*HOW TO COMPLETE THIS TASK*
Among the entries below, tally each line containing "Settings"; respond with the total only.

Dataset rows for apps and sites:
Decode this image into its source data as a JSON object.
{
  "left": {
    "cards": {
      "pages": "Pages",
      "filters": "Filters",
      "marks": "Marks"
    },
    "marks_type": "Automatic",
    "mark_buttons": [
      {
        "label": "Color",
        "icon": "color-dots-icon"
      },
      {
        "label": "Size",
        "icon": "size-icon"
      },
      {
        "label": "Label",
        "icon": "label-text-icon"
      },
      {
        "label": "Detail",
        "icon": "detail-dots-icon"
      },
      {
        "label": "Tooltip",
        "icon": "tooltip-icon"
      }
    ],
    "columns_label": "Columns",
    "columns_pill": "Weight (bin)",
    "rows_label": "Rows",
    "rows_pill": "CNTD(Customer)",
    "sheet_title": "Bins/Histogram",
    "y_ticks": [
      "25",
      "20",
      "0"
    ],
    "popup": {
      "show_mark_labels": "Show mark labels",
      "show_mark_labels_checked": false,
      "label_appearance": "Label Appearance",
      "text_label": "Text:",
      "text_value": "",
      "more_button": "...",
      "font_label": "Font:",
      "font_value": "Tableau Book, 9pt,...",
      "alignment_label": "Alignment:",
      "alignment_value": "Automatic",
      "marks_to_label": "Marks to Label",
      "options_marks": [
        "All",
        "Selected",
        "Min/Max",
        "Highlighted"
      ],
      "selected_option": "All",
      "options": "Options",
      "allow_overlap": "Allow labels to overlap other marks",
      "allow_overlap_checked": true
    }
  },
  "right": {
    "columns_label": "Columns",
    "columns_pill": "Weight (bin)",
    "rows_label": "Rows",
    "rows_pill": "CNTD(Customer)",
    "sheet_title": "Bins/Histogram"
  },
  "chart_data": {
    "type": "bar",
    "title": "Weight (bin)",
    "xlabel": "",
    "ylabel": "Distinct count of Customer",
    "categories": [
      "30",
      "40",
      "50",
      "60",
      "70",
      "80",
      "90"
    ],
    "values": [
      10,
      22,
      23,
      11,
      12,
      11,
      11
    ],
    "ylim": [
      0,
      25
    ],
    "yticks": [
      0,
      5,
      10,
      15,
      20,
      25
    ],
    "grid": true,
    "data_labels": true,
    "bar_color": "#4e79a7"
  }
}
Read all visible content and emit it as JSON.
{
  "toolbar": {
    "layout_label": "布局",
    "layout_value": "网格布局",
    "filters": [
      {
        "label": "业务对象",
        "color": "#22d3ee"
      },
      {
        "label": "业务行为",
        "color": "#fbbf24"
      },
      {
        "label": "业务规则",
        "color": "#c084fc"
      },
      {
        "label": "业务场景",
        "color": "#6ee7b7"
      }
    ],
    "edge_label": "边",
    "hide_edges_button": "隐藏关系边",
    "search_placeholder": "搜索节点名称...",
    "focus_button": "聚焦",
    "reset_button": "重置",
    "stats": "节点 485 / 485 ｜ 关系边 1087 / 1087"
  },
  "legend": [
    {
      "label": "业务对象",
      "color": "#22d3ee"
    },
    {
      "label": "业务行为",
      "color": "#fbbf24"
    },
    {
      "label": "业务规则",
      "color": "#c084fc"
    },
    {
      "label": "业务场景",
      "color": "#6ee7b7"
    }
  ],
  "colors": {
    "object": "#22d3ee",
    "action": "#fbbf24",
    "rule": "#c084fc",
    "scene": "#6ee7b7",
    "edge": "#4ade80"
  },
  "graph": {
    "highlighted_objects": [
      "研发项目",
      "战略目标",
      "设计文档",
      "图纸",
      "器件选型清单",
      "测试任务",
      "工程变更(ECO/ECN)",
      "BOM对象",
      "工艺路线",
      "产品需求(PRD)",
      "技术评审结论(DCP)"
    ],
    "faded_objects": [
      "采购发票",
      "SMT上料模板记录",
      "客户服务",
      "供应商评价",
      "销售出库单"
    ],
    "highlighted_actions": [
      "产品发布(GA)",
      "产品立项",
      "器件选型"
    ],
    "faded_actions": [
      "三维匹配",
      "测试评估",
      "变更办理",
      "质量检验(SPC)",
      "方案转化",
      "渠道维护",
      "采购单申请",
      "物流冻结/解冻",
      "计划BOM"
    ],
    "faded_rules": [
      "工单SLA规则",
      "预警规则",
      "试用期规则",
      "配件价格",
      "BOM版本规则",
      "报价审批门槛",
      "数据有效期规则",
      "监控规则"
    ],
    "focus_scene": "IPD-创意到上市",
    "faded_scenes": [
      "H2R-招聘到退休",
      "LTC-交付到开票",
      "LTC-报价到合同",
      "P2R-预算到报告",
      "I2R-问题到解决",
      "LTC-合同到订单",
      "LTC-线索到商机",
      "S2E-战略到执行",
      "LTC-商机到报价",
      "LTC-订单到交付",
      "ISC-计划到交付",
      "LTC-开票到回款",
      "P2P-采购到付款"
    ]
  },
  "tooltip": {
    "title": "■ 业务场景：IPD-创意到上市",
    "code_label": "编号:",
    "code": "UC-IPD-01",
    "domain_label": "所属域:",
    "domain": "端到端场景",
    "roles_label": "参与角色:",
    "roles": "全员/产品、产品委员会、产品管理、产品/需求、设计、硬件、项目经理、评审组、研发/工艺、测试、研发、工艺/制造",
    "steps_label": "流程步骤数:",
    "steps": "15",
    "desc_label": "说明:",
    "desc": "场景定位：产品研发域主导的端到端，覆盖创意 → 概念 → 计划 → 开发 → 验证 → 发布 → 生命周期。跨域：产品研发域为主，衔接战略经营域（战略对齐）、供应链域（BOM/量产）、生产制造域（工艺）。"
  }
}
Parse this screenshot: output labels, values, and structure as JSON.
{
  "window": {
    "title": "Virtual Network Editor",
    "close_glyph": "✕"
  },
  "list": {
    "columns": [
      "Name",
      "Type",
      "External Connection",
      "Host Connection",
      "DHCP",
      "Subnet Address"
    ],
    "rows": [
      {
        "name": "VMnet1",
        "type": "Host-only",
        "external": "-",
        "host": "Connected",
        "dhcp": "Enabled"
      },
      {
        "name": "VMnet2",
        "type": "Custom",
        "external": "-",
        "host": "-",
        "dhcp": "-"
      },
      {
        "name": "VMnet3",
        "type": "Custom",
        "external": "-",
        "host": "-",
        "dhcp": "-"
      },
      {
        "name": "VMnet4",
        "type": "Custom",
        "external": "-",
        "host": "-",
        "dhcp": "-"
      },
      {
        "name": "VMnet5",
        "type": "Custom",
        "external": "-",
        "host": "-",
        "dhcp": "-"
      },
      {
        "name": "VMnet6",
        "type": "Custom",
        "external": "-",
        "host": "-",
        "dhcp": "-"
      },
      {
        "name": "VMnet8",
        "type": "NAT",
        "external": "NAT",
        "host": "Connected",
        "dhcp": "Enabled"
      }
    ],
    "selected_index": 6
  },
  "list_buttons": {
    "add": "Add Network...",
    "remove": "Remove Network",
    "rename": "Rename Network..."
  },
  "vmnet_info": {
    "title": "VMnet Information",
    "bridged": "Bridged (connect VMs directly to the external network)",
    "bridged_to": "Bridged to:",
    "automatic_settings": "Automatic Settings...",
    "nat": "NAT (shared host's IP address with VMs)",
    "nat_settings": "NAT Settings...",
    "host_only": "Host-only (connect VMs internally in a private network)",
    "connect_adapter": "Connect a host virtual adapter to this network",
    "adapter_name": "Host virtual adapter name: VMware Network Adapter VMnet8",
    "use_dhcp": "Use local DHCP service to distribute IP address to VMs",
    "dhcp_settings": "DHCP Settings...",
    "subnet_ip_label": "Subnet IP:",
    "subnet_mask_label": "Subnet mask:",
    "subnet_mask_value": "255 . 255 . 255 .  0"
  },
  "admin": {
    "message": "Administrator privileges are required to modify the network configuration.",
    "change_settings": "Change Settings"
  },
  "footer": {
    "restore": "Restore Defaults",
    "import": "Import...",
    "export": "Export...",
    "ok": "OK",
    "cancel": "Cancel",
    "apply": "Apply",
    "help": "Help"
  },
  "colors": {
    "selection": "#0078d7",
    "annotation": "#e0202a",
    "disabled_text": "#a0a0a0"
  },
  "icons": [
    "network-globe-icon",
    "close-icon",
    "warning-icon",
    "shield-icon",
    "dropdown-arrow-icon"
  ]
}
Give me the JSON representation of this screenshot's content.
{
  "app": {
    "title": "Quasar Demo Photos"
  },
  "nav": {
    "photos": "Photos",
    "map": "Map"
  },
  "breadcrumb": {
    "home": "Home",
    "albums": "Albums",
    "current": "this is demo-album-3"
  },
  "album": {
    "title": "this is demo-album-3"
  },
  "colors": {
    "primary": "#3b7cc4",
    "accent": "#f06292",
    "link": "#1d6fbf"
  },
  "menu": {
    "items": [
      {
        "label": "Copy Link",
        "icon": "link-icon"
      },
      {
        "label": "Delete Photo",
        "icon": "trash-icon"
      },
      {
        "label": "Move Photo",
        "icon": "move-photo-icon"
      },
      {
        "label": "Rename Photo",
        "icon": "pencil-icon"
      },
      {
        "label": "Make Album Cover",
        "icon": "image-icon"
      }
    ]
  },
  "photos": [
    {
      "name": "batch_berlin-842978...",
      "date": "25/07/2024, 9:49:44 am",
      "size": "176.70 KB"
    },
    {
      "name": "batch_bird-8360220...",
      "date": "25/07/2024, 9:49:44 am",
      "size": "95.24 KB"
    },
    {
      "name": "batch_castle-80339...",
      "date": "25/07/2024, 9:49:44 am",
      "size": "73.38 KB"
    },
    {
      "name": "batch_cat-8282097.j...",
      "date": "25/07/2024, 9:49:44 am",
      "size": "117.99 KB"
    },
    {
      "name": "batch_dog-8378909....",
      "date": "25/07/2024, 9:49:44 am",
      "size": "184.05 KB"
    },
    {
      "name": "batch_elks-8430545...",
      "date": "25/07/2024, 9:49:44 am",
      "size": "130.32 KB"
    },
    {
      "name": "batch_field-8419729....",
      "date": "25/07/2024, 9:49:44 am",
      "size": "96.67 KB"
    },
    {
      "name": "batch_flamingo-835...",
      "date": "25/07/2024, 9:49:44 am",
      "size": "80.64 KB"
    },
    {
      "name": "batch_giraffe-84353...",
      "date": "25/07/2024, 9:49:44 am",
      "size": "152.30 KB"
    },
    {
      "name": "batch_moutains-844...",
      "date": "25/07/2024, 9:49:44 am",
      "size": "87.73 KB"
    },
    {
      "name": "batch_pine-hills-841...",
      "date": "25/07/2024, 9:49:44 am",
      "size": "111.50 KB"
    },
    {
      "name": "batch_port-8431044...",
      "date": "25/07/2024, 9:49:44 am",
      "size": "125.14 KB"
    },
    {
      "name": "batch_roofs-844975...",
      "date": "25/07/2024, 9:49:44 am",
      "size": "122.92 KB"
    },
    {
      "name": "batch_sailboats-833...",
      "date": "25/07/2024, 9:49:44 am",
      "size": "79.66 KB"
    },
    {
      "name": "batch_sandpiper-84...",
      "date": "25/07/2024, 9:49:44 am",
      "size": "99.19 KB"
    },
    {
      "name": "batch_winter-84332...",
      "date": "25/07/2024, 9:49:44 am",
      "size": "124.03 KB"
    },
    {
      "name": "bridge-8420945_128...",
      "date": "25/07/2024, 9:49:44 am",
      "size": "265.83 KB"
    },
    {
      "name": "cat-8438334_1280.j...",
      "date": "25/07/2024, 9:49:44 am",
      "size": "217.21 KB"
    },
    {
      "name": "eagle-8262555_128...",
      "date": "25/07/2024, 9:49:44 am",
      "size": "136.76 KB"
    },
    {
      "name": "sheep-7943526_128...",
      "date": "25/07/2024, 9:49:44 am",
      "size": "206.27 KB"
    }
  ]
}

*WRITTEN ANSWER*
4